- **Problem requirements**
Write out each entry below exactly; the images do not belong in your copy.

- **Records for this exercise**
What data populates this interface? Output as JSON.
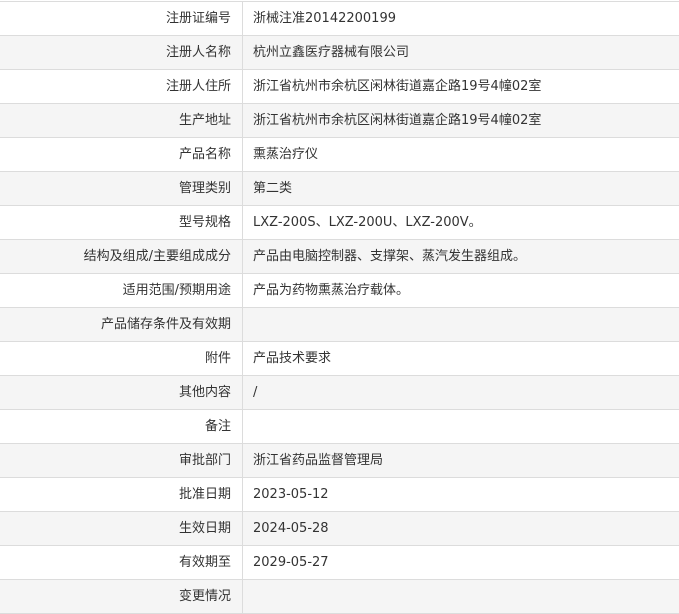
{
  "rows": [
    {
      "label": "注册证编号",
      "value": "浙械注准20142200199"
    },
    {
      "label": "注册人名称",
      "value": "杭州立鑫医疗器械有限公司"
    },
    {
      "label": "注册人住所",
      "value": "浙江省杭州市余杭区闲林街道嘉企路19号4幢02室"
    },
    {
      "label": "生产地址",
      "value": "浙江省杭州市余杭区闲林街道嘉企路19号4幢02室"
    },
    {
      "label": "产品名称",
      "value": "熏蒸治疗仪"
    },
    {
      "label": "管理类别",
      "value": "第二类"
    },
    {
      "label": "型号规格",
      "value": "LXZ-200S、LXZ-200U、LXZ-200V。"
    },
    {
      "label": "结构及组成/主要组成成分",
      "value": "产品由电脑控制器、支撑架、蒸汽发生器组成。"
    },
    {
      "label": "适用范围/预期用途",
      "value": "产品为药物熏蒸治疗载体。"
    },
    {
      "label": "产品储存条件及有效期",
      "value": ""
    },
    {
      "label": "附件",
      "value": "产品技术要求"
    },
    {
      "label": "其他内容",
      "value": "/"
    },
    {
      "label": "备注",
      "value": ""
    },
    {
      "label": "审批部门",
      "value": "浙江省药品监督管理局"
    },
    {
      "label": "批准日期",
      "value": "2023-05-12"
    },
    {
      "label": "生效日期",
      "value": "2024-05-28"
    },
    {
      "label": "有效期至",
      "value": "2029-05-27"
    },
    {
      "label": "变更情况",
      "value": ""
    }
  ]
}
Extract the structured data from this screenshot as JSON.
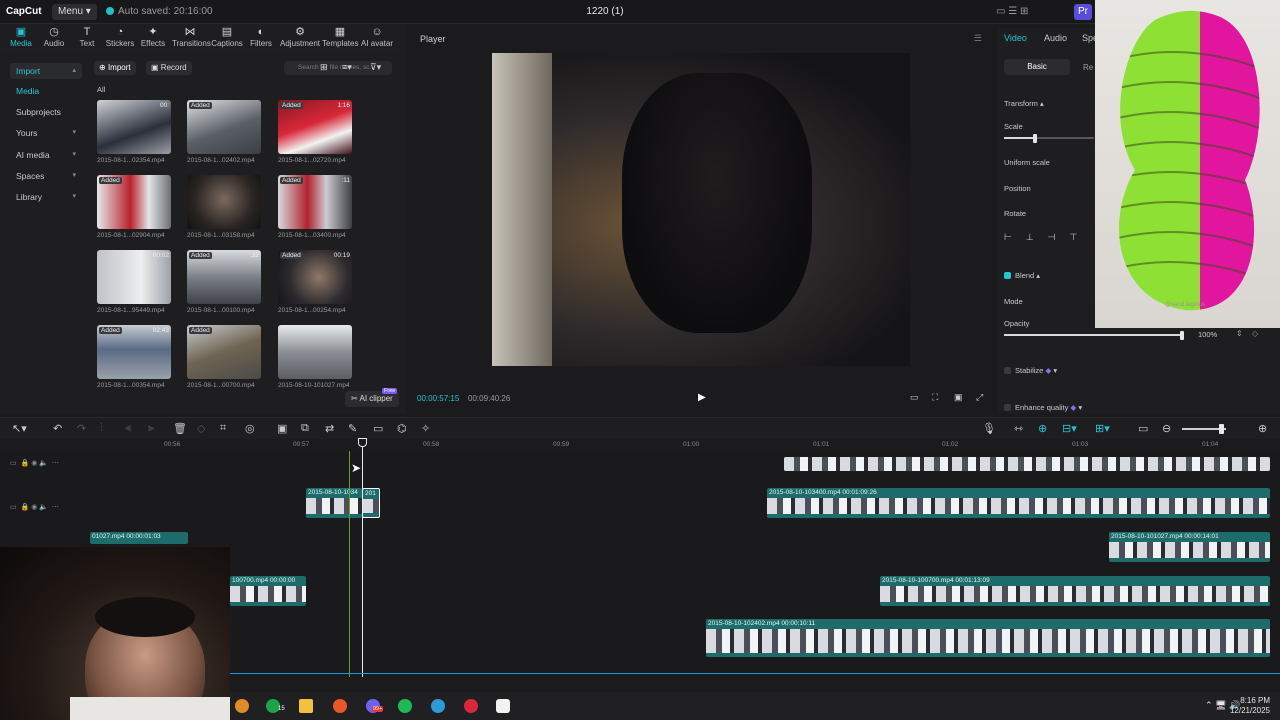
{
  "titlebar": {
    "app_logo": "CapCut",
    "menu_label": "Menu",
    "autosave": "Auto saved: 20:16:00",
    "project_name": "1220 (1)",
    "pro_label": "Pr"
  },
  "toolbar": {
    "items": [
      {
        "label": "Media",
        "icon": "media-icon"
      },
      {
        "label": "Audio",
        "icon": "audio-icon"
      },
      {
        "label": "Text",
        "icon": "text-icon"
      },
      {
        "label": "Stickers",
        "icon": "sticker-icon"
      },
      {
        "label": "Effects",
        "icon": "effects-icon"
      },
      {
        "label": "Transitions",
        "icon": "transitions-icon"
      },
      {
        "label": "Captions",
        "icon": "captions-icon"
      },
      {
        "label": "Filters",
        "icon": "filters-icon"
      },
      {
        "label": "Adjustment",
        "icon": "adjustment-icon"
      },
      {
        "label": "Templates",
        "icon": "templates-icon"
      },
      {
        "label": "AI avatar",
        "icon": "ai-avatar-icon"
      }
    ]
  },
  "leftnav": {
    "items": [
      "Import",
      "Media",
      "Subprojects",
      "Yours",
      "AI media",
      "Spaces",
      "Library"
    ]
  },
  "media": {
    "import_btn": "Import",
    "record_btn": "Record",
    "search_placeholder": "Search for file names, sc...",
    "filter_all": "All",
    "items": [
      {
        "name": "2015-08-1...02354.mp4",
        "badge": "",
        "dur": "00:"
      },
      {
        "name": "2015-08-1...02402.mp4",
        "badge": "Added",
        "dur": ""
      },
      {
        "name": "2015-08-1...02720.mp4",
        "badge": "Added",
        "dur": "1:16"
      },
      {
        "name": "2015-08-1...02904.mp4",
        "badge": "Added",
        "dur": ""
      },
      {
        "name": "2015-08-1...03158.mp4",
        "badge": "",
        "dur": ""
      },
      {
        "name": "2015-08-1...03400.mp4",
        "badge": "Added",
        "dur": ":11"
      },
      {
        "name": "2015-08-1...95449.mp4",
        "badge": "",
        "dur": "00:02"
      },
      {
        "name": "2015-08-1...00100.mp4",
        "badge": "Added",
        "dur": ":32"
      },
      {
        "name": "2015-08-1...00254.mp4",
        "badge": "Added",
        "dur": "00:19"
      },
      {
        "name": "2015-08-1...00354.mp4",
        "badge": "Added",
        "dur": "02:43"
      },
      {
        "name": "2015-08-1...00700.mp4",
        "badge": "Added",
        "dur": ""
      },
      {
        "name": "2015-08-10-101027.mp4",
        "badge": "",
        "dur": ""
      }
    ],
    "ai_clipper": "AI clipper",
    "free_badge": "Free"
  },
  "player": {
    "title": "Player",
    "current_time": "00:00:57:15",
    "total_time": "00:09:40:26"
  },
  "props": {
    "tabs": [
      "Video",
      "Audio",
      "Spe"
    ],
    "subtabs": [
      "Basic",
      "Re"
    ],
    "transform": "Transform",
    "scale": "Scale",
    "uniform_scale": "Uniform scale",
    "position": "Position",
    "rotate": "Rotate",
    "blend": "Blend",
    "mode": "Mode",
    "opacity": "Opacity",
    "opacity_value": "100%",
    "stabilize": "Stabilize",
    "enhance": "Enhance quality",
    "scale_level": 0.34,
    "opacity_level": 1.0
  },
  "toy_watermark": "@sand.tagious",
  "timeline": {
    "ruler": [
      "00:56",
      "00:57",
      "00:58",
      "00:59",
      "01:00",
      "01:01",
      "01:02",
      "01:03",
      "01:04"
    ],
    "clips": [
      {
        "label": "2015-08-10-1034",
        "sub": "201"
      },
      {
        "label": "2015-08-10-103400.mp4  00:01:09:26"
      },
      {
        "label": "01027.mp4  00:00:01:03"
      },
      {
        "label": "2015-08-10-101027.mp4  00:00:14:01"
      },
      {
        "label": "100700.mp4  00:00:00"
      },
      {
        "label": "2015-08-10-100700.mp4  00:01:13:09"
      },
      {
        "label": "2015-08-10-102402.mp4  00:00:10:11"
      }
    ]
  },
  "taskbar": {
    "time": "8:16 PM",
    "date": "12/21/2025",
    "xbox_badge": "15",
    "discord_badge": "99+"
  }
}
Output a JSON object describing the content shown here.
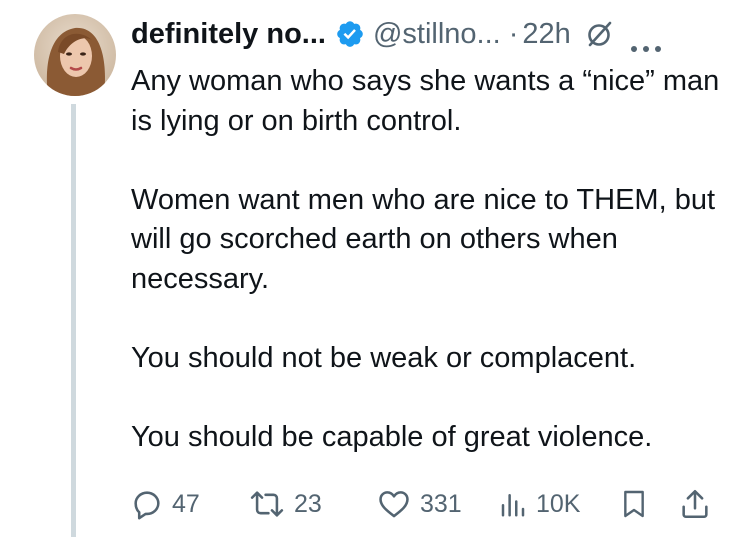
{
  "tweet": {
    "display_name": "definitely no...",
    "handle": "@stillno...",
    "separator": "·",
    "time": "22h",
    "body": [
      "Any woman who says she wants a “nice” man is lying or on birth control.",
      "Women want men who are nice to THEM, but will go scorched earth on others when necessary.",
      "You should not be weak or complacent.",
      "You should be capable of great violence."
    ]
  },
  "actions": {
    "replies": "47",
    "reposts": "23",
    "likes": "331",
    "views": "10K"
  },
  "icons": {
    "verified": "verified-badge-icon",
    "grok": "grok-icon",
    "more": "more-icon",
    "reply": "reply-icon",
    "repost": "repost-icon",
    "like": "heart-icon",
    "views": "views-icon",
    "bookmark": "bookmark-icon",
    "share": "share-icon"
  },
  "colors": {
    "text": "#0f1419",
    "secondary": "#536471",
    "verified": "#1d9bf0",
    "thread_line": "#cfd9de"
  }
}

- **Exercise output**
What data populates this interface? Output as JSON.
{
  "rows": [
    {
      "label": "注册证编号",
      "value": "浙械注准20142200199"
    },
    {
      "label": "注册人名称",
      "value": "杭州立鑫医疗器械有限公司"
    },
    {
      "label": "注册人住所",
      "value": "浙江省杭州市余杭区闲林街道嘉企路19号4幢02室"
    },
    {
      "label": "生产地址",
      "value": "浙江省杭州市余杭区闲林街道嘉企路19号4幢02室"
    },
    {
      "label": "产品名称",
      "value": "熏蒸治疗仪"
    },
    {
      "label": "管理类别",
      "value": "第二类"
    },
    {
      "label": "型号规格",
      "value": "LXZ-200S、LXZ-200U、LXZ-200V。"
    },
    {
      "label": "结构及组成/主要组成成分",
      "value": "产品由电脑控制器、支撑架、蒸汽发生器组成。"
    },
    {
      "label": "适用范围/预期用途",
      "value": "产品为药物熏蒸治疗载体。"
    },
    {
      "label": "产品储存条件及有效期",
      "value": ""
    },
    {
      "label": "附件",
      "value": "产品技术要求"
    },
    {
      "label": "其他内容",
      "value": "/"
    },
    {
      "label": "备注",
      "value": ""
    },
    {
      "label": "审批部门",
      "value": "浙江省药品监督管理局"
    },
    {
      "label": "批准日期",
      "value": "2023-05-12"
    },
    {
      "label": "生效日期",
      "value": "2024-05-28"
    },
    {
      "label": "有效期至",
      "value": "2029-05-27"
    },
    {
      "label": "变更情况",
      "value": ""
    }
  ]
}
Extract the structured data from this screenshot as JSON.
{
  "titlebar": {
    "app_logo": "CapCut",
    "menu_label": "Menu",
    "autosave": "Auto saved: 20:16:00",
    "project_name": "1220 (1)",
    "pro_label": "Pr"
  },
  "toolbar": {
    "items": [
      {
        "label": "Media",
        "icon": "media-icon"
      },
      {
        "label": "Audio",
        "icon": "audio-icon"
      },
      {
        "label": "Text",
        "icon": "text-icon"
      },
      {
        "label": "Stickers",
        "icon": "sticker-icon"
      },
      {
        "label": "Effects",
        "icon": "effects-icon"
      },
      {
        "label": "Transitions",
        "icon": "transitions-icon"
      },
      {
        "label": "Captions",
        "icon": "captions-icon"
      },
      {
        "label": "Filters",
        "icon": "filters-icon"
      },
      {
        "label": "Adjustment",
        "icon": "adjustment-icon"
      },
      {
        "label": "Templates",
        "icon": "templates-icon"
      },
      {
        "label": "AI avatar",
        "icon": "ai-avatar-icon"
      }
    ]
  },
  "leftnav": {
    "items": [
      "Import",
      "Media",
      "Subprojects",
      "Yours",
      "AI media",
      "Spaces",
      "Library"
    ]
  },
  "media": {
    "import_btn": "Import",
    "record_btn": "Record",
    "search_placeholder": "Search for file names, sc...",
    "filter_all": "All",
    "items": [
      {
        "name": "2015-08-1...02354.mp4",
        "badge": "",
        "dur": "00:"
      },
      {
        "name": "2015-08-1...02402.mp4",
        "badge": "Added",
        "dur": ""
      },
      {
        "name": "2015-08-1...02720.mp4",
        "badge": "Added",
        "dur": "1:16"
      },
      {
        "name": "2015-08-1...02904.mp4",
        "badge": "Added",
        "dur": ""
      },
      {
        "name": "2015-08-1...03158.mp4",
        "badge": "",
        "dur": ""
      },
      {
        "name": "2015-08-1...03400.mp4",
        "badge": "Added",
        "dur": ":11"
      },
      {
        "name": "2015-08-1...95449.mp4",
        "badge": "",
        "dur": "00:02"
      },
      {
        "name": "2015-08-1...00100.mp4",
        "badge": "Added",
        "dur": ":32"
      },
      {
        "name": "2015-08-1...00254.mp4",
        "badge": "Added",
        "dur": "00:19"
      },
      {
        "name": "2015-08-1...00354.mp4",
        "badge": "Added",
        "dur": "02:43"
      },
      {
        "name": "2015-08-1...00700.mp4",
        "badge": "Added",
        "dur": ""
      },
      {
        "name": "2015-08-10-101027.mp4",
        "badge": "",
        "dur": ""
      }
    ],
    "ai_clipper": "AI clipper",
    "free_badge": "Free"
  },
  "player": {
    "title": "Player",
    "current_time": "00:00:57:15",
    "total_time": "00:09:40:26"
  },
  "props": {
    "tabs": [
      "Video",
      "Audio",
      "Spe"
    ],
    "subtabs": [
      "Basic",
      "Re"
    ],
    "transform": "Transform",
    "scale": "Scale",
    "uniform_scale": "Uniform scale",
    "position": "Position",
    "rotate": "Rotate",
    "blend": "Blend",
    "mode": "Mode",
    "opacity": "Opacity",
    "opacity_value": "100%",
    "stabilize": "Stabilize",
    "enhance": "Enhance quality",
    "scale_level": 0.34,
    "opacity_level": 1.0
  },
  "toy_watermark": "@sand.tagious",
  "timeline": {
    "ruler": [
      "00:56",
      "00:57",
      "00:58",
      "00:59",
      "01:00",
      "01:01",
      "01:02",
      "01:03",
      "01:04"
    ],
    "clips": [
      {
        "label": "2015-08-10-1034",
        "sub": "201"
      },
      {
        "label": "2015-08-10-103400.mp4  00:01:09:26"
      },
      {
        "label": "01027.mp4  00:00:01:03"
      },
      {
        "label": "2015-08-10-101027.mp4  00:00:14:01"
      },
      {
        "label": "100700.mp4  00:00:00"
      },
      {
        "label": "2015-08-10-100700.mp4  00:01:13:09"
      },
      {
        "label": "2015-08-10-102402.mp4  00:00:10:11"
      }
    ]
  },
  "taskbar": {
    "time": "8:16 PM",
    "date": "12/21/2025",
    "xbox_badge": "15",
    "discord_badge": "99+"
  }
}
Output a JSON object describing the content shown here.
{
  "tweet": {
    "display_name": "definitely no...",
    "handle": "@stillno...",
    "separator": "·",
    "time": "22h",
    "body": [
      "Any woman who says she wants a “nice” man is lying or on birth control.",
      "Women want men who are nice to THEM, but will go scorched earth on others when necessary.",
      "You should not be weak or complacent.",
      "You should be capable of great violence."
    ]
  },
  "actions": {
    "replies": "47",
    "reposts": "23",
    "likes": "331",
    "views": "10K"
  },
  "icons": {
    "verified": "verified-badge-icon",
    "grok": "grok-icon",
    "more": "more-icon",
    "reply": "reply-icon",
    "repost": "repost-icon",
    "like": "heart-icon",
    "views": "views-icon",
    "bookmark": "bookmark-icon",
    "share": "share-icon"
  },
  "colors": {
    "text": "#0f1419",
    "secondary": "#536471",
    "verified": "#1d9bf0",
    "thread_line": "#cfd9de"
  }
}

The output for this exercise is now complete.